  • Supreme Chef: Aunt Bessie, who runs the inn at Luna Bay, is a renowned cook whose food is described as the best ever — then again, for some of the characters the alternative is Tully's cooking.
  • Terrible Trio: In the very first play, The Treasure of Luna Bay, Captain Sabertooth forms one with Pinky and Wally, being the hands-on boss to the eager-but-bumbling Wally and the clever-but-reluctant Pinky. In later stories, more pirates are introduced, some of whom become major characters, and the trope never applies to the pirates again.
    • Other Terrible Trios make appearances in later productions, such as Happy Jack and his two henchmen, or the Count of Gral's three stooges.
  • Villain Song: By far the most plentiful of the songs. Captain Sabertooth may hold some kind of record for most Villain Songs in a franchise; he's always singing about his thirst for gold, about how he expects obedience from his men, about how dangerous and formidable he is. Other villains who show up in the franchise (usually more vile than Sabertooth and presented as working against him), such as Happy Jack, the Count of Gral, Lord Maga-Kahn or Queen Sikrit, all get their own songs.

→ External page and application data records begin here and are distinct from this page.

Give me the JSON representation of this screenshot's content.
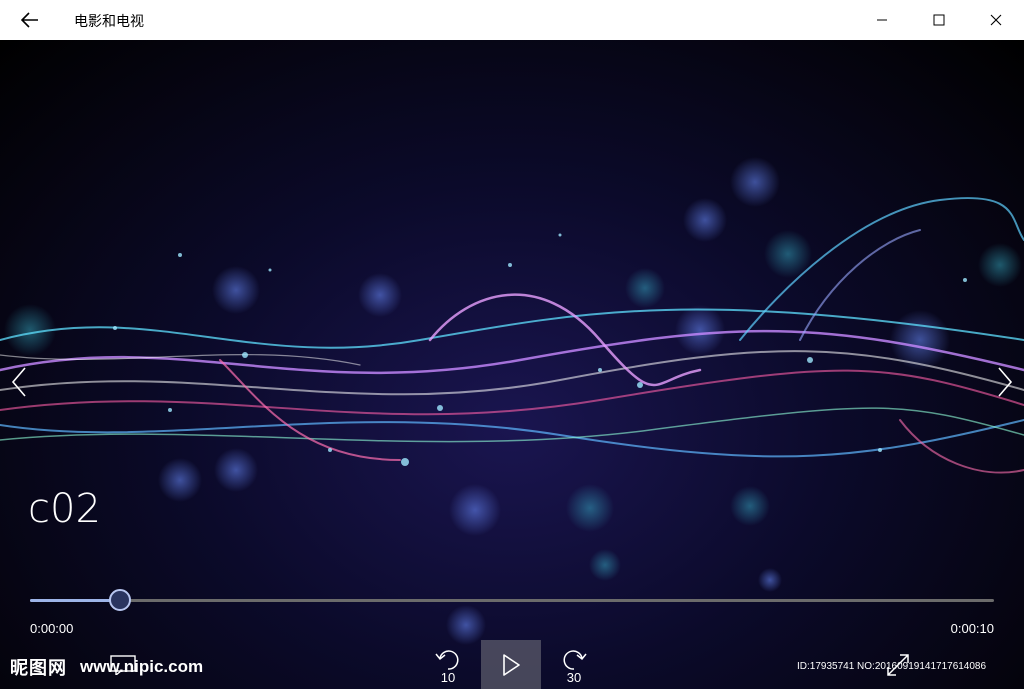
{
  "window": {
    "title": "电影和电视"
  },
  "video": {
    "title": "c02",
    "current_time": "0:00:00",
    "total_time": "0:00:10",
    "progress_fraction": 0.093,
    "skip_back_seconds": "10",
    "skip_forward_seconds": "30"
  },
  "overlay": {
    "watermark_logo": "昵图网",
    "watermark_url": "www.nipic.com",
    "watermark_id": "ID:17935741 NO:20160919141717614086"
  },
  "colors": {
    "titlebar_bg": "#ffffff",
    "seek_fill": "#9db4e8",
    "seek_track": "#6b6b6b"
  },
  "icons": {
    "back": "arrow-left-icon",
    "minimize": "minimize-icon",
    "maximize": "maximize-icon",
    "close": "close-icon",
    "prev": "chevron-left-icon",
    "next": "chevron-right-icon",
    "play": "play-icon",
    "rewind": "skip-back-icon",
    "forward": "skip-forward-icon",
    "fullscreen": "fullscreen-icon",
    "subtitles": "subtitles-icon"
  }
}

  • Villainous Breakdown: Happens to most of the antagonists — most of them, when they're no longer in charge, break down and show themselves as pathetic and cowardly. The exception is Happy Jack, who becomes murderous.
    Captain Sabertooth: No man in his right mind would dare challenge the magnificent Captain Sabertooth!
    Happy Jack: Who said I was in my right mind?!
  • "The Villain Sucks" Song: The rockin' Never Trust Her, originally sung by Captain Sabertooth but later taken over by Longfinger, as a warning to Wally about Queen Sirima.
  • Why Did It Have To Be Ghosts?: The one thing Captain Sabertooth is stated to be afraid of is ghosts. He's almost completely fearless when it comes to every other kind of peril, but ghosts make him lose all his nerve. Especially if it's the ghost of Gory Gabriel, the previous pirate king.
  • Wicked Witch: In The Enchanted Island, Miriam of Gral might initially appear to be one of these, but she's actually benevolent, and an ally in the fight against the Count of Gral, who is the real villain of the play.
  • Will They or Won't They?: Rudy and Aunt Bessie in the two original plays. They do.
  • Women Are Wiser: Veronica is altogether more sensible than Pinky is, and Aunt Bessie is likewise notably smarter than Red Rudy.
  • Worthless Treasure Twist: Played with and zig-zagged in the Luna Bay plays and Gory Gabriel's Treasure. Twice, the pirates think they have found the real treasure, only for it to turn out to be something else. The first time, the treasure chest is an empty decoy. The second time it turns out that the treasure isn't gold but Aunt Bessie's secret recipes, which is the greatest treasure the people of Luna Bay know. And then, when the pirates have given up and sailed away, it's revealed that there is a hidden gold treasure, namely Gory Gabriel's rusty anchor. Which turned out to be solid gold disguised as rusty iron.